Possible causes of hematuria:
There are many possible causes of hematuria. Some benign causes include urinary tract stones, menstruation, infections, prostatic hypertrophy, and vigorous exercise. Serious causes include malignancy, including kidney and bladder cancers, polycystic kidney disease, and glomerulonephritis, which encompasses a number of conditions that cause inflammation to the small vessels in the kidney that filter the blood to make urine. A cause of hematuria is sometimes not found, despite a thorough evaluation.
Some risk factors for malignancy include age over 40, a history of smoking, past radiation to the pelvic area, and gross hematuria. Gross hematuria means that blood in the urine can be seen with the unaided eye, while microscopic hematuria can only be seen through a microscope. However, urologic cancers can be present even in people without risk factors.
The evaluation of hematuria may entail relatively few or several tests, depending upon the doctor’s suspicion of serious disease. A thorough history, including family history of kidney disease, and physical examination is a useful starting place.
GLOMERULONEPHRITIS: INFLAMMATION OF TINY BLOOD VESSELS IN THE KIDNEYS THAT FILTER EXCESS FLUID, ELECTROLYTES AND WASTE FROM THE BLOODSTREAM AND PASS THEM INTO URINE. ALSO CALLED GLOMERULAR DISEASE, GLOMERULONEPHRITIS CAN BE ACUTE OR CHRONIC.
Some tests that may be performed include repeat urinalysis, although normal repeat samples may not necessarily rule out serious disease; urine for cytology, where the urine is looked at under a microscope to see if any cancer cells are present; urine for other markers suggestive of cancer; radiologic imaging, such as CT scan, sonogram, or other modalities to visualize the kidney and other components of the urinary tract; cystoscopy, in which a scope is inserted into the bladder for direct visualization for tumors; and biopsy of the kidney.

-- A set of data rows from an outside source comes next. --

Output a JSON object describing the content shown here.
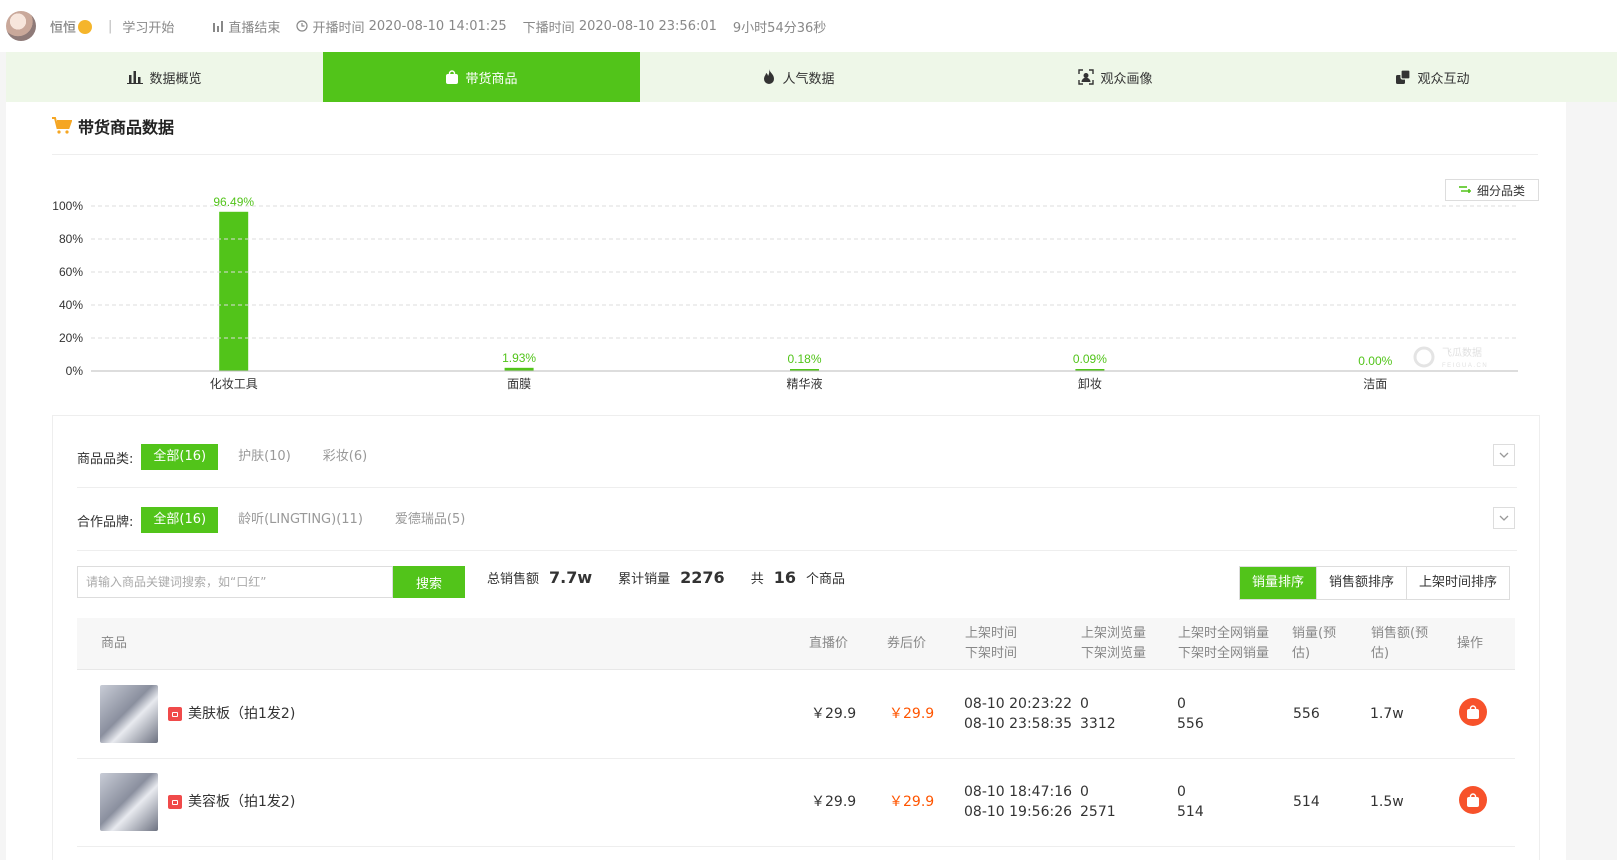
{
  "header": {
    "anchor_name": "恒恒",
    "separator": "|",
    "live_title": "学习开始",
    "status": "直播结束",
    "start_label": "开播时间",
    "start_time": "2020-08-10 14:01:25",
    "end_label": "下播时间",
    "end_time": "2020-08-10 23:56:01",
    "duration": "9小时54分36秒"
  },
  "tabs": [
    {
      "label": "数据概览",
      "icon": "bar-chart-icon"
    },
    {
      "label": "带货商品",
      "icon": "shopping-bag-icon",
      "active": true
    },
    {
      "label": "人气数据",
      "icon": "flame-icon"
    },
    {
      "label": "观众画像",
      "icon": "portrait-icon"
    },
    {
      "label": "观众互动",
      "icon": "interaction-icon"
    }
  ],
  "section": {
    "title": "带货商品数据",
    "subcategory_button": "细分品类"
  },
  "chart_data": {
    "type": "bar",
    "categories": [
      "化妆工具",
      "面膜",
      "精华液",
      "卸妆",
      "洁面"
    ],
    "values": [
      96.49,
      1.93,
      0.18,
      0.09,
      0.0
    ],
    "value_labels": [
      "96.49%",
      "1.93%",
      "0.18%",
      "0.09%",
      "0.00%"
    ],
    "yticks": [
      "0%",
      "20%",
      "40%",
      "60%",
      "80%",
      "100%"
    ],
    "ylim": [
      0,
      100
    ],
    "grid": true,
    "bar_color": "#52c41a"
  },
  "filters": {
    "category_label": "商品品类:",
    "category_options": [
      {
        "label": "全部(16)",
        "active": true
      },
      {
        "label": "护肤(10)"
      },
      {
        "label": "彩妆(6)"
      }
    ],
    "brand_label": "合作品牌:",
    "brand_options": [
      {
        "label": "全部(16)",
        "active": true
      },
      {
        "label": "龄听(LINGTING)(11)"
      },
      {
        "label": "爱德瑞品(5)"
      }
    ]
  },
  "search": {
    "placeholder": "请输入商品关键词搜索，如“口红”",
    "button": "搜索"
  },
  "stats": {
    "total_sales_label": "总销售额",
    "total_sales": "7.7w",
    "total_volume_label": "累计销量",
    "total_volume": "2276",
    "count_prefix": "共",
    "count": "16",
    "count_suffix": "个商品"
  },
  "sorts": [
    {
      "label": "销量排序",
      "active": true
    },
    {
      "label": "销售额排序"
    },
    {
      "label": "上架时间排序"
    }
  ],
  "table": {
    "headers": {
      "product": "商品",
      "live_price": "直播价",
      "coupon_price": "券后价",
      "time_on": "上架时间",
      "time_off": "下架时间",
      "views_on": "上架浏览量",
      "views_off": "下架浏览量",
      "net_on": "上架时全网销量",
      "net_off": "下架时全网销量",
      "volume_1": "销量(预",
      "volume_2": "估)",
      "sales_1": "销售额(预",
      "sales_2": "估)",
      "action": "操作"
    },
    "rows": [
      {
        "name": "美肤板（拍1发2)",
        "live_price": "￥29.9",
        "coupon_price": "￥29.9",
        "time_on": "08-10 20:23:22",
        "time_off": "08-10 23:58:35",
        "views_on": "0",
        "views_off": "3312",
        "net_on": "0",
        "net_off": "556",
        "volume": "556",
        "sales": "1.7w"
      },
      {
        "name": "美容板（拍1发2)",
        "live_price": "￥29.9",
        "coupon_price": "￥29.9",
        "time_on": "08-10 18:47:16",
        "time_off": "08-10 19:56:26",
        "views_on": "0",
        "views_off": "2571",
        "net_on": "0",
        "net_off": "514",
        "volume": "514",
        "sales": "1.5w"
      }
    ]
  }
}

Certain findings, such as abnormal appearing red blood cells in the urine, a family history of kidney disease, or the presence of proteinuria in addition to blood, may suggest glomerulonephritis, which might prompt referral to a nephrologist, who is a physician with special training in diseases of the kidney.
When evaluating an applicant with hematuria, if the underwriter believes that a benign cause is likely, it might be possible to offer as is or perhaps with two repeat normal urine samples obtained on different days. If there is concern for serious disease then further evaluation may be requested.
Applicant 1 is a 30 year old healthy male who otherwise qualifies for Preferred Plus and is found to have a mild amount of hematuria (20 red blood cells) on the insurance labs. Two repeat samples are obtained on different days, both of which are normal. Since the applicant is at low risk for serious disease and repeat samples were negative, this applicant can be Preferred Plus.
Applicant 2 is a 60 year old smoker who otherwise qualifies for Preferred Tobacco with hematuria on the insurance labs who was postponed for evaluation and saw a urologist. All tests performed, including CT scan of the urinary tract and cystoscopy, were normal, and the urologist concluded that prostatitis was the cause. Although the applicant is at increased risk for a malignancy, since there was a complete urologic evaluation and the cause of the hematuria was benign, the hematuria history can be disregarded and this applicant can be Preferred Tobacco.
Applicant 3 is a 40 year old applicant who has hematuria and proteinuria on insurance lab testing and whom has not seen a doctor in fifteen years. The applicant’s father died at age 50 from kidney disease. The urine findings and family history suggest the presence of kidney disease, and this case needs to be postponed for evaluation by a nephrologist.